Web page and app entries
______

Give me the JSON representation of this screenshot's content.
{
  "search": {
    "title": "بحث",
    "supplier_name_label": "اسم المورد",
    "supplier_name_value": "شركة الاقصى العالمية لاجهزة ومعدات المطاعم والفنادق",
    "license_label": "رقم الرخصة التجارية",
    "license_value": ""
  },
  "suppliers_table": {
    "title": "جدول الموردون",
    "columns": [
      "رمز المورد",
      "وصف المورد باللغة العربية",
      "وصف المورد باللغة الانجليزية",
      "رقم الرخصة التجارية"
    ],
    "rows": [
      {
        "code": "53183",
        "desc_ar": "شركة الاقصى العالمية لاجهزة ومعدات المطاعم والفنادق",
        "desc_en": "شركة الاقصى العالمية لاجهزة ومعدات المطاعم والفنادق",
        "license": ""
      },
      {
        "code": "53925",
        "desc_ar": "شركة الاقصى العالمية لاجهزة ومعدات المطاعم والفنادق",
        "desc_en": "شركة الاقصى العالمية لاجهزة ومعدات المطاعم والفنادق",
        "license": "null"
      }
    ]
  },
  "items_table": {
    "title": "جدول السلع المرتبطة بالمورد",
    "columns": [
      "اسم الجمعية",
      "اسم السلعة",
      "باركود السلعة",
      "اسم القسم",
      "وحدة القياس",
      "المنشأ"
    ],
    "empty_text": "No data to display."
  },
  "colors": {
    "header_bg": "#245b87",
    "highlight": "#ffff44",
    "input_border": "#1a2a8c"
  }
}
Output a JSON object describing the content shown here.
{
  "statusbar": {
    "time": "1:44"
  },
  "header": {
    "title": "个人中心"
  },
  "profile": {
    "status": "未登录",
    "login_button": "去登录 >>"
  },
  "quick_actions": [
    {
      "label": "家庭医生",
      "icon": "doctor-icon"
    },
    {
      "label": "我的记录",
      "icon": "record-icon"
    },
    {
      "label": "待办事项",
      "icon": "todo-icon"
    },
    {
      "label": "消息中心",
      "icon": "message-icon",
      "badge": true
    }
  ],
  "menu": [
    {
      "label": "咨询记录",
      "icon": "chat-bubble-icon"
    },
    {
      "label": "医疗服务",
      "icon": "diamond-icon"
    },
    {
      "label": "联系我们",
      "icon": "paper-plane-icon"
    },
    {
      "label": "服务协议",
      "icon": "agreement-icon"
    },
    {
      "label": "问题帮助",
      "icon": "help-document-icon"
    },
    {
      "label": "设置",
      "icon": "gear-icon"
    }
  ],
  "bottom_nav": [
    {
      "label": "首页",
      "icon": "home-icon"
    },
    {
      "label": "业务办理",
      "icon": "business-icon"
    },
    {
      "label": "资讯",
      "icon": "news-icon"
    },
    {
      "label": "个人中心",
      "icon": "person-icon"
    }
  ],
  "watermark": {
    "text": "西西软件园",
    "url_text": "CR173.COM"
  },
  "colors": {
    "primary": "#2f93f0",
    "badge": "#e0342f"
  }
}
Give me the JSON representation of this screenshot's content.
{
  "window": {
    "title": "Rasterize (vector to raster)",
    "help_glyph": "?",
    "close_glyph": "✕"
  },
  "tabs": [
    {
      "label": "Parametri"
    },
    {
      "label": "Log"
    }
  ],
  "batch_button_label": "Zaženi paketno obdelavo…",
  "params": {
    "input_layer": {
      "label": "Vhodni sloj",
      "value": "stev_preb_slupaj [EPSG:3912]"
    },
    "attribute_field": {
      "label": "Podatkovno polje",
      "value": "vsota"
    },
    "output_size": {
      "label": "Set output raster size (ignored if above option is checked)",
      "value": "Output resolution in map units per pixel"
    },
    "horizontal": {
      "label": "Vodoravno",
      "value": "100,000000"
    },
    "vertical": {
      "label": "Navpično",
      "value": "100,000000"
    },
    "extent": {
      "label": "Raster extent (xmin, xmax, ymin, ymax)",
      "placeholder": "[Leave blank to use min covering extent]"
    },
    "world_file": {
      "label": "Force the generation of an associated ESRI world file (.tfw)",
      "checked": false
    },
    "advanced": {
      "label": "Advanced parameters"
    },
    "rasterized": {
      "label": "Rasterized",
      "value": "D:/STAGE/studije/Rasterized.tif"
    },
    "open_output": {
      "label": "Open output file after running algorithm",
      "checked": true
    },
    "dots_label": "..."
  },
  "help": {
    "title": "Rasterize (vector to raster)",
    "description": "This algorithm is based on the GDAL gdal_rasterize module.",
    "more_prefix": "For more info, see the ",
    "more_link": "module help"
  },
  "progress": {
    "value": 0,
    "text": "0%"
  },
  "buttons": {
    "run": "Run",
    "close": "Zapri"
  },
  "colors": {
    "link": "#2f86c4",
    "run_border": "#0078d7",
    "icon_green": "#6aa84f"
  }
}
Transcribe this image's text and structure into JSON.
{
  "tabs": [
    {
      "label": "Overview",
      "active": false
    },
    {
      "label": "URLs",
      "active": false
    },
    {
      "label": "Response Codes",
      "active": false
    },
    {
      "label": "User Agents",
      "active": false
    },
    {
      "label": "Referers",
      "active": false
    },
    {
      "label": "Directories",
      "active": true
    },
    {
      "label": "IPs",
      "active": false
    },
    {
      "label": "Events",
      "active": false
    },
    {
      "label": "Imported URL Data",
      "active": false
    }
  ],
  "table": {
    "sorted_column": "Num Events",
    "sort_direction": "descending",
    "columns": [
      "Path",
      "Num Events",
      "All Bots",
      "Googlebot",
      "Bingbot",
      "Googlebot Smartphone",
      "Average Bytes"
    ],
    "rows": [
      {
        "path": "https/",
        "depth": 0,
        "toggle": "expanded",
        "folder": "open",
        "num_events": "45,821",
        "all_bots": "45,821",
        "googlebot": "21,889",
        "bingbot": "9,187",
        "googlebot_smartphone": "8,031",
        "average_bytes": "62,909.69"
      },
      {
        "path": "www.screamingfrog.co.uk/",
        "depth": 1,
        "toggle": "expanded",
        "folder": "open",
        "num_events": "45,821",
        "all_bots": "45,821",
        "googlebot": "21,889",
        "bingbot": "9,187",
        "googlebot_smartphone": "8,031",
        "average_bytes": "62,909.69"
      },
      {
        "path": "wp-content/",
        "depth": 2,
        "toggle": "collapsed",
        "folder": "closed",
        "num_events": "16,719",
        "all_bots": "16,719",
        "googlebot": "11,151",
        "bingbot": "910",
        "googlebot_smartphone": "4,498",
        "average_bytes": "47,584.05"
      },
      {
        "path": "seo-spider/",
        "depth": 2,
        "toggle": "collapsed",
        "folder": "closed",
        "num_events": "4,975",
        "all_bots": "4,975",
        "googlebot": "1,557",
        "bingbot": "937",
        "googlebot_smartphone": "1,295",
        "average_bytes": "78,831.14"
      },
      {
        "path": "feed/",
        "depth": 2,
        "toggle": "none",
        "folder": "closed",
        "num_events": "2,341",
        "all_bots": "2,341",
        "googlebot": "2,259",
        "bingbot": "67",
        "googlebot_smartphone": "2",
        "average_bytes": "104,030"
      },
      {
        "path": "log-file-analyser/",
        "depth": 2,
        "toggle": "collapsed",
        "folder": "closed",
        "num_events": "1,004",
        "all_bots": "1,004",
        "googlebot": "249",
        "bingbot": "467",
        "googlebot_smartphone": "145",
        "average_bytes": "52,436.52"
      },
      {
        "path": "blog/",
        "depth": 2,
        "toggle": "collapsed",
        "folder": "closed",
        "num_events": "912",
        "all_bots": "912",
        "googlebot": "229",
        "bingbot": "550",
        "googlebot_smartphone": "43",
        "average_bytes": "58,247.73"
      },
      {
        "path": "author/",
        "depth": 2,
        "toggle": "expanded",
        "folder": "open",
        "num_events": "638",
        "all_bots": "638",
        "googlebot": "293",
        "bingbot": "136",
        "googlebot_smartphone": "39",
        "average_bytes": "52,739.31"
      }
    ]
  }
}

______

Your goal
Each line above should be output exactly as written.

Exercise result
Give me the JSON representation of this screenshot's content.
{
  "search": {
    "title": "بحث",
    "supplier_name_label": "اسم المورد",
    "supplier_name_value": "شركة الاقصى العالمية لاجهزة ومعدات المطاعم والفنادق",
    "license_label": "رقم الرخصة التجارية",
    "license_value": ""
  },
  "suppliers_table": {
    "title": "جدول الموردون",
    "columns": [
      "رمز المورد",
      "وصف المورد باللغة العربية",
      "وصف المورد باللغة الانجليزية",
      "رقم الرخصة التجارية"
    ],
    "rows": [
      {
        "code": "53183",
        "desc_ar": "شركة الاقصى العالمية لاجهزة ومعدات المطاعم والفنادق",
        "desc_en": "شركة الاقصى العالمية لاجهزة ومعدات المطاعم والفنادق",
        "license": ""
      },
      {
        "code": "53925",
        "desc_ar": "شركة الاقصى العالمية لاجهزة ومعدات المطاعم والفنادق",
        "desc_en": "شركة الاقصى العالمية لاجهزة ومعدات المطاعم والفنادق",
        "license": "null"
      }
    ]
  },
  "items_table": {
    "title": "جدول السلع المرتبطة بالمورد",
    "columns": [
      "اسم الجمعية",
      "اسم السلعة",
      "باركود السلعة",
      "اسم القسم",
      "وحدة القياس",
      "المنشأ"
    ],
    "empty_text": "No data to display."
  },
  "colors": {
    "header_bg": "#245b87",
    "highlight": "#ffff44",
    "input_border": "#1a2a8c"
  }
}
Output a JSON object describing the content shown here.
{
  "statusbar": {
    "time": "1:44"
  },
  "header": {
    "title": "个人中心"
  },
  "profile": {
    "status": "未登录",
    "login_button": "去登录 >>"
  },
  "quick_actions": [
    {
      "label": "家庭医生",
      "icon": "doctor-icon"
    },
    {
      "label": "我的记录",
      "icon": "record-icon"
    },
    {
      "label": "待办事项",
      "icon": "todo-icon"
    },
    {
      "label": "消息中心",
      "icon": "message-icon",
      "badge": true
    }
  ],
  "menu": [
    {
      "label": "咨询记录",
      "icon": "chat-bubble-icon"
    },
    {
      "label": "医疗服务",
      "icon": "diamond-icon"
    },
    {
      "label": "联系我们",
      "icon": "paper-plane-icon"
    },
    {
      "label": "服务协议",
      "icon": "agreement-icon"
    },
    {
      "label": "问题帮助",
      "icon": "help-document-icon"
    },
    {
      "label": "设置",
      "icon": "gear-icon"
    }
  ],
  "bottom_nav": [
    {
      "label": "首页",
      "icon": "home-icon"
    },
    {
      "label": "业务办理",
      "icon": "business-icon"
    },
    {
      "label": "资讯",
      "icon": "news-icon"
    },
    {
      "label": "个人中心",
      "icon": "person-icon"
    }
  ],
  "watermark": {
    "text": "西西软件园",
    "url_text": "CR173.COM"
  },
  "colors": {
    "primary": "#2f93f0",
    "badge": "#e0342f"
  }
}
Give me the JSON representation of this screenshot's content.
{
  "window": {
    "title": "Rasterize (vector to raster)",
    "help_glyph": "?",
    "close_glyph": "✕"
  },
  "tabs": [
    {
      "label": "Parametri"
    },
    {
      "label": "Log"
    }
  ],
  "batch_button_label": "Zaženi paketno obdelavo…",
  "params": {
    "input_layer": {
      "label": "Vhodni sloj",
      "value": "stev_preb_slupaj [EPSG:3912]"
    },
    "attribute_field": {
      "label": "Podatkovno polje",
      "value": "vsota"
    },
    "output_size": {
      "label": "Set output raster size (ignored if above option is checked)",
      "value": "Output resolution in map units per pixel"
    },
    "horizontal": {
      "label": "Vodoravno",
      "value": "100,000000"
    },
    "vertical": {
      "label": "Navpično",
      "value": "100,000000"
    },
    "extent": {
      "label": "Raster extent (xmin, xmax, ymin, ymax)",
      "placeholder": "[Leave blank to use min covering extent]"
    },
    "world_file": {
      "label": "Force the generation of an associated ESRI world file (.tfw)",
      "checked": false
    },
    "advanced": {
      "label": "Advanced parameters"
    },
    "rasterized": {
      "label": "Rasterized",
      "value": "D:/STAGE/studije/Rasterized.tif"
    },
    "open_output": {
      "label": "Open output file after running algorithm",
      "checked": true
    },
    "dots_label": "..."
  },
  "help": {
    "title": "Rasterize (vector to raster)",
    "description": "This algorithm is based on the GDAL gdal_rasterize module.",
    "more_prefix": "For more info, see the ",
    "more_link": "module help"
  },
  "progress": {
    "value": 0,
    "text": "0%"
  },
  "buttons": {
    "run": "Run",
    "close": "Zapri"
  },
  "colors": {
    "link": "#2f86c4",
    "run_border": "#0078d7",
    "icon_green": "#6aa84f"
  }
}
Transcribe this image's text and structure into JSON.
{
  "tabs": [
    {
      "label": "Overview",
      "active": false
    },
    {
      "label": "URLs",
      "active": false
    },
    {
      "label": "Response Codes",
      "active": false
    },
    {
      "label": "User Agents",
      "active": false
    },
    {
      "label": "Referers",
      "active": false
    },
    {
      "label": "Directories",
      "active": true
    },
    {
      "label": "IPs",
      "active": false
    },
    {
      "label": "Events",
      "active": false
    },
    {
      "label": "Imported URL Data",
      "active": false
    }
  ],
  "table": {
    "sorted_column": "Num Events",
    "sort_direction": "descending",
    "columns": [
      "Path",
      "Num Events",
      "All Bots",
      "Googlebot",
      "Bingbot",
      "Googlebot Smartphone",
      "Average Bytes"
    ],
    "rows": [
      {
        "path": "https/",
        "depth": 0,
        "toggle": "expanded",
        "folder": "open",
        "num_events": "45,821",
        "all_bots": "45,821",
        "googlebot": "21,889",
        "bingbot": "9,187",
        "googlebot_smartphone": "8,031",
        "average_bytes": "62,909.69"
      },
      {
        "path": "www.screamingfrog.co.uk/",
        "depth": 1,
        "toggle": "expanded",
        "folder": "open",
        "num_events": "45,821",
        "all_bots": "45,821",
        "googlebot": "21,889",
        "bingbot": "9,187",
        "googlebot_smartphone": "8,031",
        "average_bytes": "62,909.69"
      },
      {
        "path": "wp-content/",
        "depth": 2,
        "toggle": "collapsed",
        "folder": "closed",
        "num_events": "16,719",
        "all_bots": "16,719",
        "googlebot": "11,151",
        "bingbot": "910",
        "googlebot_smartphone": "4,498",
        "average_bytes": "47,584.05"
      },
      {
        "path": "seo-spider/",
        "depth": 2,
        "toggle": "collapsed",
        "folder": "closed",
        "num_events": "4,975",
        "all_bots": "4,975",
        "googlebot": "1,557",
        "bingbot": "937",
        "googlebot_smartphone": "1,295",
        "average_bytes": "78,831.14"
      },
      {
        "path": "feed/",
        "depth": 2,
        "toggle": "none",
        "folder": "closed",
        "num_events": "2,341",
        "all_bots": "2,341",
        "googlebot": "2,259",
        "bingbot": "67",
        "googlebot_smartphone": "2",
        "average_bytes": "104,030"
      },
      {
        "path": "log-file-analyser/",
        "depth": 2,
        "toggle": "collapsed",
        "folder": "closed",
        "num_events": "1,004",
        "all_bots": "1,004",
        "googlebot": "249",
        "bingbot": "467",
        "googlebot_smartphone": "145",
        "average_bytes": "52,436.52"
      },
      {
        "path": "blog/",
        "depth": 2,
        "toggle": "collapsed",
        "folder": "closed",
        "num_events": "912",
        "all_bots": "912",
        "googlebot": "229",
        "bingbot": "550",
        "googlebot_smartphone": "43",
        "average_bytes": "58,247.73"
      },
      {
        "path": "author/",
        "depth": 2,
        "toggle": "expanded",
        "folder": "open",
        "num_events": "638",
        "all_bots": "638",
        "googlebot": "293",
        "bingbot": "136",
        "googlebot_smartphone": "39",
        "average_bytes": "52,739.31"
      }
    ]
  }
}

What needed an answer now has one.